**Provided entries**
----
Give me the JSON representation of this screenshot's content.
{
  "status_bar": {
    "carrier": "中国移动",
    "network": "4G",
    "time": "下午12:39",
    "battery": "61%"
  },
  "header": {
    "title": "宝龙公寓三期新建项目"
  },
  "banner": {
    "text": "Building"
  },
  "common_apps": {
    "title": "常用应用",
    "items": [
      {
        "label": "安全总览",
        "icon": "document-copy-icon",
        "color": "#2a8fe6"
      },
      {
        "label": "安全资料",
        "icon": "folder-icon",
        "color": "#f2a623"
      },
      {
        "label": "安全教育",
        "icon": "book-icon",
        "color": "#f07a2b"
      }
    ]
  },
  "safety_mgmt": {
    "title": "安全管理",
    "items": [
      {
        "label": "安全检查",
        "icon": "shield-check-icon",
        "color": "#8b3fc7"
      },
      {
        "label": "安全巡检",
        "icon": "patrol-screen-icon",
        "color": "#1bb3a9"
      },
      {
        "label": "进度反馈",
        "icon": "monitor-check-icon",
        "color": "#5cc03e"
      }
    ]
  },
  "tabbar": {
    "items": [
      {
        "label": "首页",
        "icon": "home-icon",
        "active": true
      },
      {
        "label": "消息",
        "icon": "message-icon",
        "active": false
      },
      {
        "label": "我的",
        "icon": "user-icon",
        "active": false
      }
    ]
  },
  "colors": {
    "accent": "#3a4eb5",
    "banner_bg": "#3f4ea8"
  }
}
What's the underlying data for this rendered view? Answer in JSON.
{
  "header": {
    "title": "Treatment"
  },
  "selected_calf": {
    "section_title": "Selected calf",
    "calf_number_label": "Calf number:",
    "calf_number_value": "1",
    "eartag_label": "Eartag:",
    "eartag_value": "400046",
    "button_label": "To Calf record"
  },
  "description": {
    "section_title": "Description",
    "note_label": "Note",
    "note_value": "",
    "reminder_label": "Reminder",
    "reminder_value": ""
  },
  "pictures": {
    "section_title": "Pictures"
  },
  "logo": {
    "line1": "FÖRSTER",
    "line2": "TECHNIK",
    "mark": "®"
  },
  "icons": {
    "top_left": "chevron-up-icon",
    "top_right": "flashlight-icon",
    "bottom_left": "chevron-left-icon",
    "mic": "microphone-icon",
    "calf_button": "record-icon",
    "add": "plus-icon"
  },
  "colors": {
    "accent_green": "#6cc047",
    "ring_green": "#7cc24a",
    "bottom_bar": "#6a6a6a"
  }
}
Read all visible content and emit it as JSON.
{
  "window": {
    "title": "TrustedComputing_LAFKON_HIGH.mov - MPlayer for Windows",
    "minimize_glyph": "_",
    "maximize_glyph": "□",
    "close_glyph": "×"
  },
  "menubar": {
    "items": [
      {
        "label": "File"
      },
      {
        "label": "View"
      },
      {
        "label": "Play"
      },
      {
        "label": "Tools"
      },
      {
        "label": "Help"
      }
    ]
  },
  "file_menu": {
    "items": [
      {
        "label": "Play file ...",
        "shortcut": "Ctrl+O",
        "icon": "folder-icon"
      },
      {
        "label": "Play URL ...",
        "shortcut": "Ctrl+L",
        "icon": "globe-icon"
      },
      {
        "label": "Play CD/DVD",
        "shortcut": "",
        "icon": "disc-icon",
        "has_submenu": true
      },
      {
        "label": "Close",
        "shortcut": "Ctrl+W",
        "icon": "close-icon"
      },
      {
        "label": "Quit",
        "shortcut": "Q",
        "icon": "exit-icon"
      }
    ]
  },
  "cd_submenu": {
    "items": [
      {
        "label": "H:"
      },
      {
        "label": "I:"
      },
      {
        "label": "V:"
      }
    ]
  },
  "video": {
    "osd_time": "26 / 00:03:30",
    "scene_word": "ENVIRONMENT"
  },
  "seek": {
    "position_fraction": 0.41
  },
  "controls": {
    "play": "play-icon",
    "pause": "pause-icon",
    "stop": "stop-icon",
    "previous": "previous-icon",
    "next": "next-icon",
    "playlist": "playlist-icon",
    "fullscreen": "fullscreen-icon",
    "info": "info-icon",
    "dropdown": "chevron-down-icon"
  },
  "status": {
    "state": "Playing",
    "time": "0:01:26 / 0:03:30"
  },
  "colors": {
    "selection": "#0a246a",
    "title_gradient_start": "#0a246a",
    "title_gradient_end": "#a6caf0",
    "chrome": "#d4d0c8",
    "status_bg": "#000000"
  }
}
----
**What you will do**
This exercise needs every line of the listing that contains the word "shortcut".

**Exercise response**
        "shortcut": "Ctrl+O",
        "shortcut": "Ctrl+L",
        "shortcut": "",
        "shortcut": "Ctrl+W",
        "shortcut": "Q",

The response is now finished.